EXERCISE BRIEF
The records that follow should be copied in full, exactly as they read.

Page and application data records:

*** Begin section ***

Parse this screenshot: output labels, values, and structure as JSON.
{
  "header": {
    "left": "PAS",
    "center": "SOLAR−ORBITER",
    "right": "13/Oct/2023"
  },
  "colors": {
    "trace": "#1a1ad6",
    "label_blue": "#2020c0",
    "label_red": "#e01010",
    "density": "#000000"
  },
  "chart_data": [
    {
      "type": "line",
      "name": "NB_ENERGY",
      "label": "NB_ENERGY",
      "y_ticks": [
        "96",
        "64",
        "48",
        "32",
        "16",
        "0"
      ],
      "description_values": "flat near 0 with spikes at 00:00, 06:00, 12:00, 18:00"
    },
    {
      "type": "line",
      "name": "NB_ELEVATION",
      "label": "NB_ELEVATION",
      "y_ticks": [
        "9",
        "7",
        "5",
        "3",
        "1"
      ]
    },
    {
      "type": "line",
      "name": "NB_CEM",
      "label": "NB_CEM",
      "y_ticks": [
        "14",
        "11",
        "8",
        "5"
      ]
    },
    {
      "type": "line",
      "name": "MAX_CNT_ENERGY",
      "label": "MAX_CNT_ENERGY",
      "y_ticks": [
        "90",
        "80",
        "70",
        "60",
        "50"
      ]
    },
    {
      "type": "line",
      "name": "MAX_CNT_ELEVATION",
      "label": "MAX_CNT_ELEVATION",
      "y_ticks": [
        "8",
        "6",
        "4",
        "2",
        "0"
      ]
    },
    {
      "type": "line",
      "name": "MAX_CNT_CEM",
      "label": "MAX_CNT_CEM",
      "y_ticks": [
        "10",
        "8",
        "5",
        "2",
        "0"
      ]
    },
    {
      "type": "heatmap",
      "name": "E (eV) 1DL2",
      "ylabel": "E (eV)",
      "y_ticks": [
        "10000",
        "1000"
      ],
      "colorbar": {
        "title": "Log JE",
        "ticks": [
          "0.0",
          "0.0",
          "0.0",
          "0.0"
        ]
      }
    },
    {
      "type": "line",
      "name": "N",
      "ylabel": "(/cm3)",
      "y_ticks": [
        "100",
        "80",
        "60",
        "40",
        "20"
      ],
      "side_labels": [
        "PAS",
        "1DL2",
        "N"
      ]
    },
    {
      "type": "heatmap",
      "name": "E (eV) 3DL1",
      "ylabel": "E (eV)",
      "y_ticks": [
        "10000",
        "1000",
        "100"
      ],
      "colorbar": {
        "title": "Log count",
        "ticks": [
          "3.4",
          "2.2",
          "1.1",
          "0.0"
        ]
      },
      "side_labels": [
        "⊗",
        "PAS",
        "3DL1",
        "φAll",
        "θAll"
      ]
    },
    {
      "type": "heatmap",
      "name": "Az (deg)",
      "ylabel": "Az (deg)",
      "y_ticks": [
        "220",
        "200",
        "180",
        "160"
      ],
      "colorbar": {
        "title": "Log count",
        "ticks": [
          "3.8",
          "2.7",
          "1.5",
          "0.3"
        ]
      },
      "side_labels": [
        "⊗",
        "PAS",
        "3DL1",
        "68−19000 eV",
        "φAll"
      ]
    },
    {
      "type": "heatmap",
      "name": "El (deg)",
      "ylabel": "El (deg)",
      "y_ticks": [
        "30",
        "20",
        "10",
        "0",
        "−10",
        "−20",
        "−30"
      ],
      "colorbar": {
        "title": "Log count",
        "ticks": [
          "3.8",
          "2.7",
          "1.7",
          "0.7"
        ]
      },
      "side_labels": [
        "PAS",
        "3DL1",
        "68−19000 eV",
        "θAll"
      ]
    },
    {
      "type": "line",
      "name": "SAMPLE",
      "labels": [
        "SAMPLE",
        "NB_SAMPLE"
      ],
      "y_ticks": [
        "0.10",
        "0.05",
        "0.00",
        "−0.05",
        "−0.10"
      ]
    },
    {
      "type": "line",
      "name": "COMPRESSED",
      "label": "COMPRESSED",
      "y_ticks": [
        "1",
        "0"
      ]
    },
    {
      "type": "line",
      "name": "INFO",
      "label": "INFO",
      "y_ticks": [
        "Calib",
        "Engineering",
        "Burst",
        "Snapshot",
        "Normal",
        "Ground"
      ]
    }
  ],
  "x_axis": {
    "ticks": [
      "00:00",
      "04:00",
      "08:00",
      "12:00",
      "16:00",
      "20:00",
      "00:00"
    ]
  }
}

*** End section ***

SOLUTION TO THE PROBLEM
Parse this screenshot: output labels, values, and structure as JSON.
{
  "header": {
    "left": "PAS",
    "center": "SOLAR−ORBITER",
    "right": "13/Oct/2023"
  },
  "colors": {
    "trace": "#1a1ad6",
    "label_blue": "#2020c0",
    "label_red": "#e01010",
    "density": "#000000"
  },
  "chart_data": [
    {
      "type": "line",
      "name": "NB_ENERGY",
      "label": "NB_ENERGY",
      "y_ticks": [
        "96",
        "64",
        "48",
        "32",
        "16",
        "0"
      ],
      "description_values": "flat near 0 with spikes at 00:00, 06:00, 12:00, 18:00"
    },
    {
      "type": "line",
      "name": "NB_ELEVATION",
      "label": "NB_ELEVATION",
      "y_ticks": [
        "9",
        "7",
        "5",
        "3",
        "1"
      ]
    },
    {
      "type": "line",
      "name": "NB_CEM",
      "label": "NB_CEM",
      "y_ticks": [
        "14",
        "11",
        "8",
        "5"
      ]
    },
    {
      "type": "line",
      "name": "MAX_CNT_ENERGY",
      "label": "MAX_CNT_ENERGY",
      "y_ticks": [
        "90",
        "80",
        "70",
        "60",
        "50"
      ]
    },
    {
      "type": "line",
      "name": "MAX_CNT_ELEVATION",
      "label": "MAX_CNT_ELEVATION",
      "y_ticks": [
        "8",
        "6",
        "4",
        "2",
        "0"
      ]
    },
    {
      "type": "line",
      "name": "MAX_CNT_CEM",
      "label": "MAX_CNT_CEM",
      "y_ticks": [
        "10",
        "8",
        "5",
        "2",
        "0"
      ]
    },
    {
      "type": "heatmap",
      "name": "E (eV) 1DL2",
      "ylabel": "E (eV)",
      "y_ticks": [
        "10000",
        "1000"
      ],
      "colorbar": {
        "title": "Log JE",
        "ticks": [
          "0.0",
          "0.0",
          "0.0",
          "0.0"
        ]
      }
    },
    {
      "type": "line",
      "name": "N",
      "ylabel": "(/cm3)",
      "y_ticks": [
        "100",
        "80",
        "60",
        "40",
        "20"
      ],
      "side_labels": [
        "PAS",
        "1DL2",
        "N"
      ]
    },
    {
      "type": "heatmap",
      "name": "E (eV) 3DL1",
      "ylabel": "E (eV)",
      "y_ticks": [
        "10000",
        "1000",
        "100"
      ],
      "colorbar": {
        "title": "Log count",
        "ticks": [
          "3.4",
          "2.2",
          "1.1",
          "0.0"
        ]
      },
      "side_labels": [
        "⊗",
        "PAS",
        "3DL1",
        "φAll",
        "θAll"
      ]
    },
    {
      "type": "heatmap",
      "name": "Az (deg)",
      "ylabel": "Az (deg)",
      "y_ticks": [
        "220",
        "200",
        "180",
        "160"
      ],
      "colorbar": {
        "title": "Log count",
        "ticks": [
          "3.8",
          "2.7",
          "1.5",
          "0.3"
        ]
      },
      "side_labels": [
        "⊗",
        "PAS",
        "3DL1",
        "68−19000 eV",
        "φAll"
      ]
    },
    {
      "type": "heatmap",
      "name": "El (deg)",
      "ylabel": "El (deg)",
      "y_ticks": [
        "30",
        "20",
        "10",
        "0",
        "−10",
        "−20",
        "−30"
      ],
      "colorbar": {
        "title": "Log count",
        "ticks": [
          "3.8",
          "2.7",
          "1.7",
          "0.7"
        ]
      },
      "side_labels": [
        "PAS",
        "3DL1",
        "68−19000 eV",
        "θAll"
      ]
    },
    {
      "type": "line",
      "name": "SAMPLE",
      "labels": [
        "SAMPLE",
        "NB_SAMPLE"
      ],
      "y_ticks": [
        "0.10",
        "0.05",
        "0.00",
        "−0.05",
        "−0.10"
      ]
    },
    {
      "type": "line",
      "name": "COMPRESSED",
      "label": "COMPRESSED",
      "y_ticks": [
        "1",
        "0"
      ]
    },
    {
      "type": "line",
      "name": "INFO",
      "label": "INFO",
      "y_ticks": [
        "Calib",
        "Engineering",
        "Burst",
        "Snapshot",
        "Normal",
        "Ground"
      ]
    }
  ],
  "x_axis": {
    "ticks": [
      "00:00",
      "04:00",
      "08:00",
      "12:00",
      "16:00",
      "20:00",
      "00:00"
    ]
  }
}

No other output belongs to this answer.